- **Exercise**: Identify, in the records below, every line where the string "Competência" appears, and copy each such line.

Extracted data entries:
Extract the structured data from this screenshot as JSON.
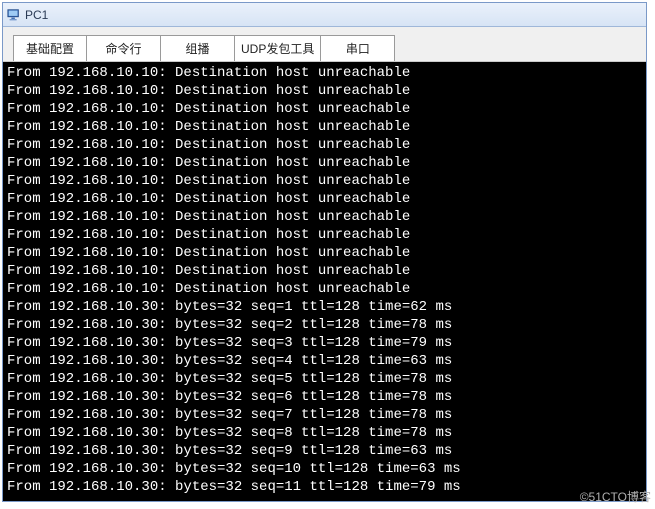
{
  "window": {
    "title": "PC1"
  },
  "tabs": [
    {
      "label": "基础配置"
    },
    {
      "label": "命令行"
    },
    {
      "label": "组播"
    },
    {
      "label": "UDP发包工具"
    },
    {
      "label": "串口"
    }
  ],
  "terminal": {
    "lines": [
      "From 192.168.10.10: Destination host unreachable",
      "From 192.168.10.10: Destination host unreachable",
      "From 192.168.10.10: Destination host unreachable",
      "From 192.168.10.10: Destination host unreachable",
      "From 192.168.10.10: Destination host unreachable",
      "From 192.168.10.10: Destination host unreachable",
      "From 192.168.10.10: Destination host unreachable",
      "From 192.168.10.10: Destination host unreachable",
      "From 192.168.10.10: Destination host unreachable",
      "From 192.168.10.10: Destination host unreachable",
      "From 192.168.10.10: Destination host unreachable",
      "From 192.168.10.10: Destination host unreachable",
      "From 192.168.10.10: Destination host unreachable",
      "From 192.168.10.30: bytes=32 seq=1 ttl=128 time=62 ms",
      "From 192.168.10.30: bytes=32 seq=2 ttl=128 time=78 ms",
      "From 192.168.10.30: bytes=32 seq=3 ttl=128 time=79 ms",
      "From 192.168.10.30: bytes=32 seq=4 ttl=128 time=63 ms",
      "From 192.168.10.30: bytes=32 seq=5 ttl=128 time=78 ms",
      "From 192.168.10.30: bytes=32 seq=6 ttl=128 time=78 ms",
      "From 192.168.10.30: bytes=32 seq=7 ttl=128 time=78 ms",
      "From 192.168.10.30: bytes=32 seq=8 ttl=128 time=78 ms",
      "From 192.168.10.30: bytes=32 seq=9 ttl=128 time=63 ms",
      "From 192.168.10.30: bytes=32 seq=10 ttl=128 time=63 ms",
      "From 192.168.10.30: bytes=32 seq=11 ttl=128 time=79 ms"
    ]
  },
  "watermark": "©51CTO博客"
}
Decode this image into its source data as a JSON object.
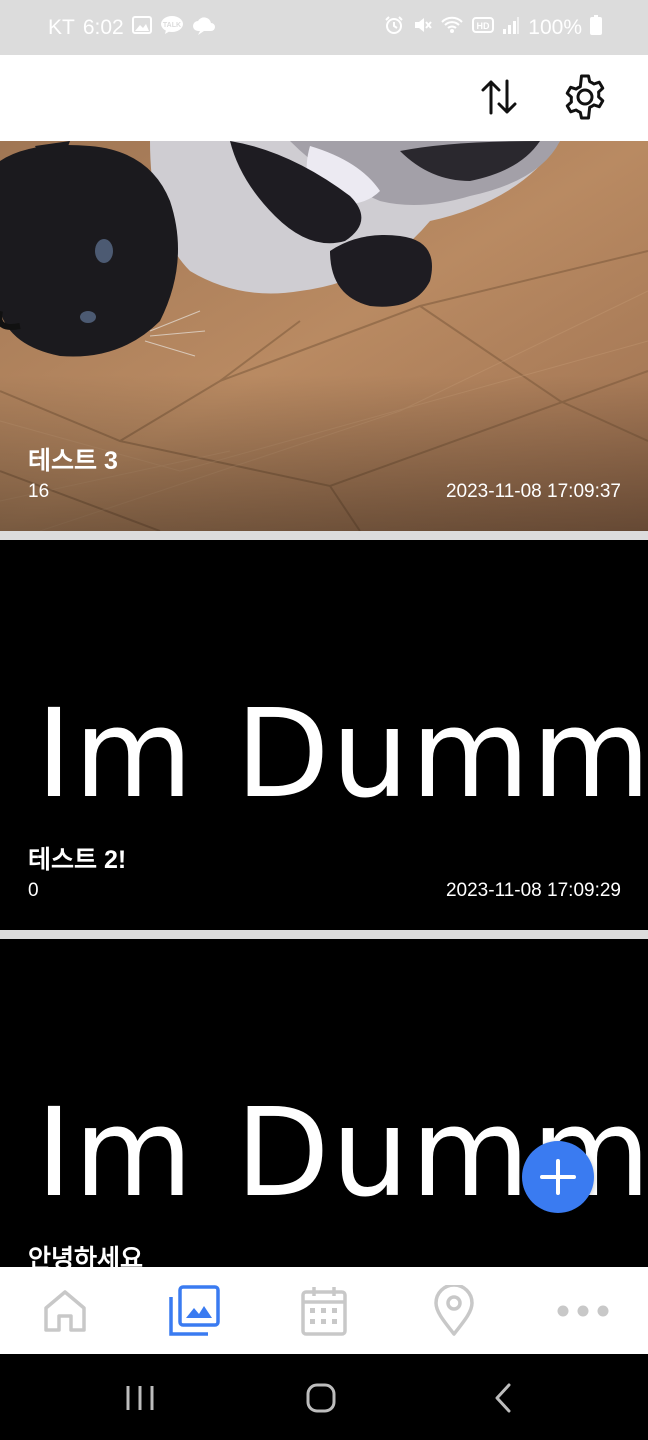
{
  "status_bar": {
    "carrier": "KT",
    "time": "6:02",
    "battery": "100%",
    "icons_left": [
      "gallery-icon",
      "kakaotalk-icon",
      "cloud-chat-icon"
    ],
    "icons_right": [
      "alarm-icon",
      "mute-icon",
      "wifi-icon",
      "hd-icon",
      "signal-icon",
      "battery-icon"
    ]
  },
  "appbar": {
    "sort_icon": "sort-icon",
    "settings_icon": "gear-icon"
  },
  "cards": [
    {
      "title": "테스트 3",
      "count": "16",
      "date": "2023-11-08 17:09:37",
      "image": "cat-photo"
    },
    {
      "title": "테스트 2!",
      "count": "0",
      "date": "2023-11-08 17:09:29",
      "image_text": "Im Dummy"
    },
    {
      "title": "안녕하세요",
      "image_text": "Im Dummy"
    }
  ],
  "fab": {
    "icon": "plus-icon",
    "color": "#3a7bf1"
  },
  "bottom_nav": {
    "items": [
      {
        "icon": "home-icon",
        "active": false
      },
      {
        "icon": "gallery-icon",
        "active": true
      },
      {
        "icon": "calendar-icon",
        "active": false
      },
      {
        "icon": "location-pin-icon",
        "active": false
      },
      {
        "icon": "more-icon",
        "active": false
      }
    ],
    "active_color": "#3a7bf1",
    "inactive_color": "#c8c8c8"
  },
  "system_nav": [
    "recents-icon",
    "home-button-icon",
    "back-icon"
  ]
}
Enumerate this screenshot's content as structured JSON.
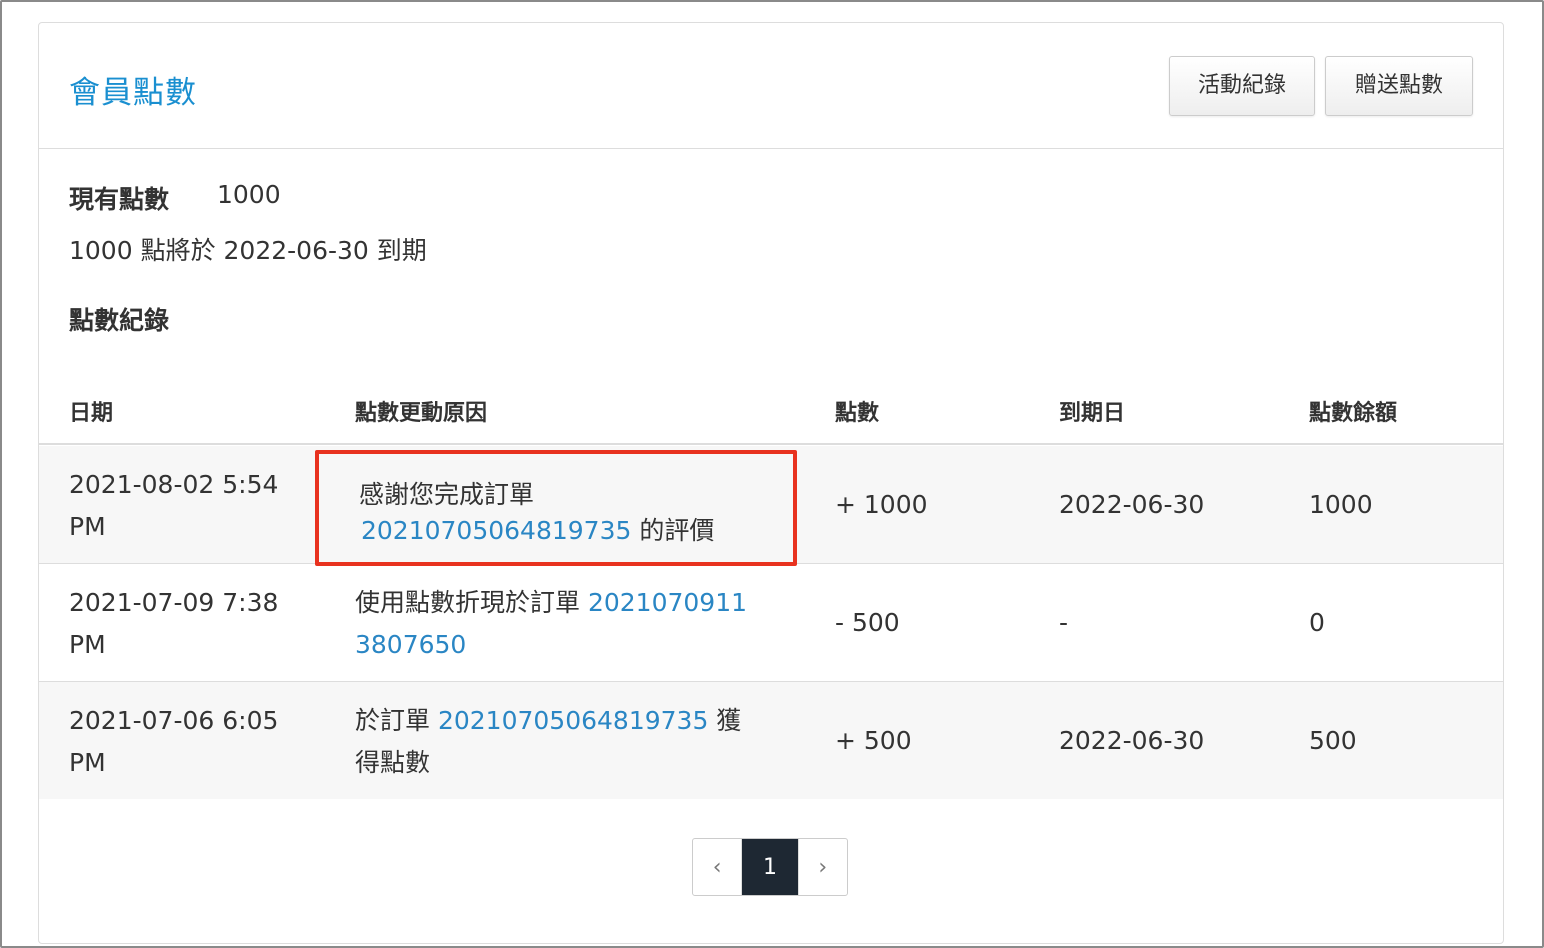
{
  "header": {
    "title": "會員點數",
    "buttons": {
      "activity": "活動紀錄",
      "gift": "贈送點數"
    }
  },
  "summary": {
    "current_label": "現有點數",
    "current_value": "1000",
    "expire_note": "1000 點將於 2022-06-30 到期",
    "records_label": "點數紀錄"
  },
  "table": {
    "columns": [
      "日期",
      "點數更動原因",
      "點數",
      "到期日",
      "點數餘額"
    ],
    "rows": [
      {
        "date_line1": "2021-08-02 5:54",
        "date_line2": "PM",
        "reason_prefix": "感謝您完成訂單",
        "reason_link": "20210705064819735",
        "reason_suffix": " 的評價",
        "points": "+ 1000",
        "expire": "2022-06-30",
        "balance": "1000"
      },
      {
        "date_line1": "2021-07-09 7:38",
        "date_line2": "PM",
        "reason_prefix": "使用點數折現於訂單 ",
        "reason_link_part1": "2021070911",
        "reason_link_part2": "3807650",
        "points": "- 500",
        "expire": "-",
        "balance": "0"
      },
      {
        "date_line1": "2021-07-06 6:05",
        "date_line2": "PM",
        "reason_prefix": "於訂單 ",
        "reason_link": "20210705064819735",
        "reason_suffix_line1": " 獲",
        "reason_suffix_line2": "得點數",
        "points": "+ 500",
        "expire": "2022-06-30",
        "balance": "500"
      }
    ]
  },
  "pagination": {
    "prev": "‹",
    "current": "1",
    "next": "›"
  },
  "colors": {
    "accent": "#1a8fd0",
    "link": "#2a86c4",
    "highlight": "#e8321f",
    "pager_active": "#1e2833"
  }
}
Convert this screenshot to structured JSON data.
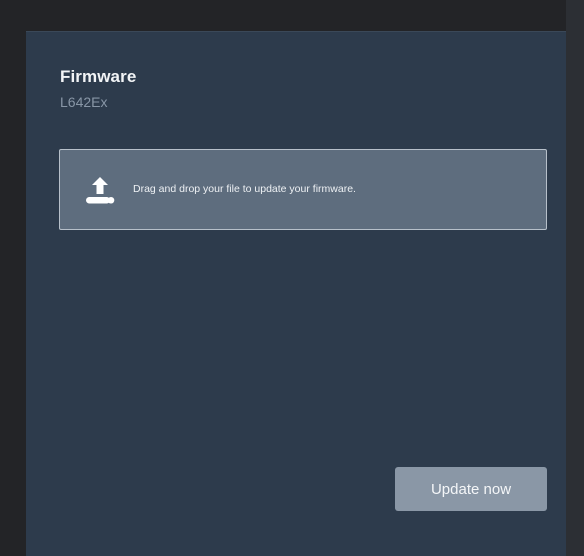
{
  "firmware": {
    "title": "Firmware",
    "model": "L642Ex"
  },
  "dropzone": {
    "icon": "upload-icon",
    "message": "Drag and drop your file to update your firmware."
  },
  "actions": {
    "update_label": "Update now"
  },
  "colors": {
    "panel_background": "#2d3b4c",
    "dropzone_background": "#5e6d7e",
    "dropzone_border": "#b7c0ca",
    "button_background": "#8a97a6"
  }
}
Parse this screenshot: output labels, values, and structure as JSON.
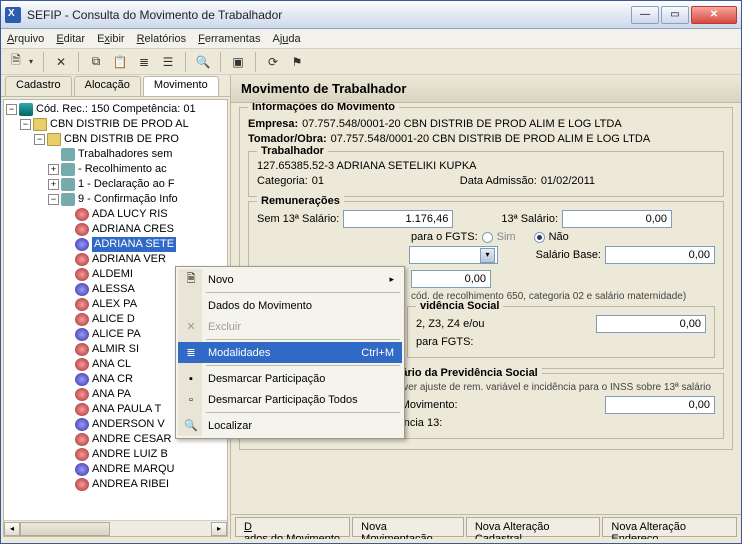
{
  "window": {
    "title": "SEFIP - Consulta do Movimento de Trabalhador"
  },
  "menubar": {
    "arquivo": "Arquivo",
    "editar": "Editar",
    "exibir": "Exibir",
    "relatorios": "Relatórios",
    "ferramentas": "Ferramentas",
    "ajuda": "Ajuda"
  },
  "left_tabs": {
    "cadastro": "Cadastro",
    "alocacao": "Alocação",
    "movimento": "Movimento"
  },
  "tree": {
    "root": "Cód. Rec.: 150 Competência: 01",
    "empresa": "CBN DISTRIB DE PROD AL",
    "tomador": "CBN DISTRIB DE PRO",
    "branch_trab": "Trabalhadores sem",
    "branch_rec": "- Recolhimento ac",
    "branch_decl": "1 - Declaração ao F",
    "branch_conf": "9 - Confirmação Info",
    "workers": [
      "ADA LUCY RIS",
      "ADRIANA CRES",
      "ADRIANA SETE",
      "ADRIANA VER",
      "ALDEMI",
      "ALESSA",
      "ALEX PA",
      "ALICE D",
      "ALICE PA",
      "ALMIR SI",
      "ANA CL",
      "ANA CR",
      "ANA PA",
      "ANA PAULA T",
      "ANDERSON V",
      "ANDRE CESAR",
      "ANDRE LUIZ B",
      "ANDRE MARQU",
      "ANDREA RIBEI"
    ],
    "selected_index": 2
  },
  "context_menu": {
    "novo": "Novo",
    "dados": "Dados do Movimento",
    "excluir": "Excluir",
    "modalidades": "Modalidades",
    "modalidades_accel": "Ctrl+M",
    "desmarcar": "Desmarcar Participação",
    "desmarcar_todos": "Desmarcar Participação Todos",
    "localizar": "Localizar"
  },
  "right": {
    "header": "Movimento de Trabalhador",
    "grp_info": "Informações do Movimento",
    "empresa_label": "Empresa:",
    "empresa_value": "07.757.548/0001-20 CBN DISTRIB DE PROD ALIM E LOG LTDA",
    "tomador_label": "Tomador/Obra:",
    "tomador_value": "07.757.548/0001-20 CBN DISTRIB DE PROD ALIM E LOG LTDA",
    "grp_trab": "Trabalhador",
    "trab_id": "127.65385.52-3 ADRIANA SETELIKI KUPKA",
    "categoria_label": "Categoria:",
    "categoria_value": "01",
    "data_admissao_label": "Data Admissão:",
    "data_admissao_value": "01/02/2011",
    "grp_rem": "Remunerações",
    "sem13_label": "Sem 13ª Salário:",
    "sem13_value": "1.176,46",
    "sal13_label": "13ª Salário:",
    "sal13_value": "0,00",
    "fgts_frag": "para o FGTS:",
    "sim": "Sim",
    "nao": "Não",
    "salbase_label": "Salário Base:",
    "salbase_value": "0,00",
    "zero": "0,00",
    "note_cat": "cód. de recolhimento 650, categoria 02 e salário maternidade)",
    "grp_prev": "vidência Social",
    "prev_s2": "2, Z3, Z4 e/ou",
    "prev_fgts": "para FGTS:",
    "prev_value": "0,00",
    "grp_base13": "Base de Cálculo do 13ª Salário da Previdência Social",
    "base13_note": "(Preencher somente quando houver ajuste de rem. variável e incidência para o INSS sobre 13ª salário",
    "ref_comp_label": "Referente à Competência do Movimento:",
    "ref_comp_value": "0,00",
    "ref_gps_label": "Referente à GPS da Competência 13:"
  },
  "bottom_tabs": {
    "dados": "Dados do Movimento",
    "nova_mov": "Nova Movimentação",
    "nova_alt_cad": "Nova Alteração Cadastral",
    "nova_alt_end": "Nova Alteração Endereço"
  }
}
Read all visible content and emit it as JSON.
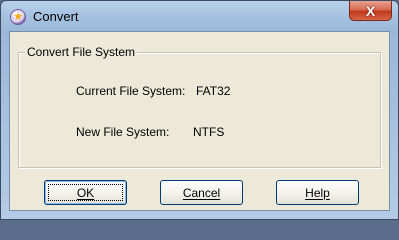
{
  "window": {
    "title": "Convert",
    "close_symbol": "X",
    "icon": "convert-app-icon"
  },
  "groupbox": {
    "legend": "Convert File System",
    "current_label": "Current File System:",
    "current_value": "FAT32",
    "new_label": "New File System:",
    "new_value": "NTFS"
  },
  "buttons": {
    "ok_label": "OK",
    "cancel_label": "Cancel",
    "help_label": "Help"
  }
}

- **The completed task**:
    "root": "Cód. Rec.: 150 Competência: 01",
    "ref_comp_label": "Referente à Competência do Movimento:",
    "ref_gps_label": "Referente à GPS da Competência 13:"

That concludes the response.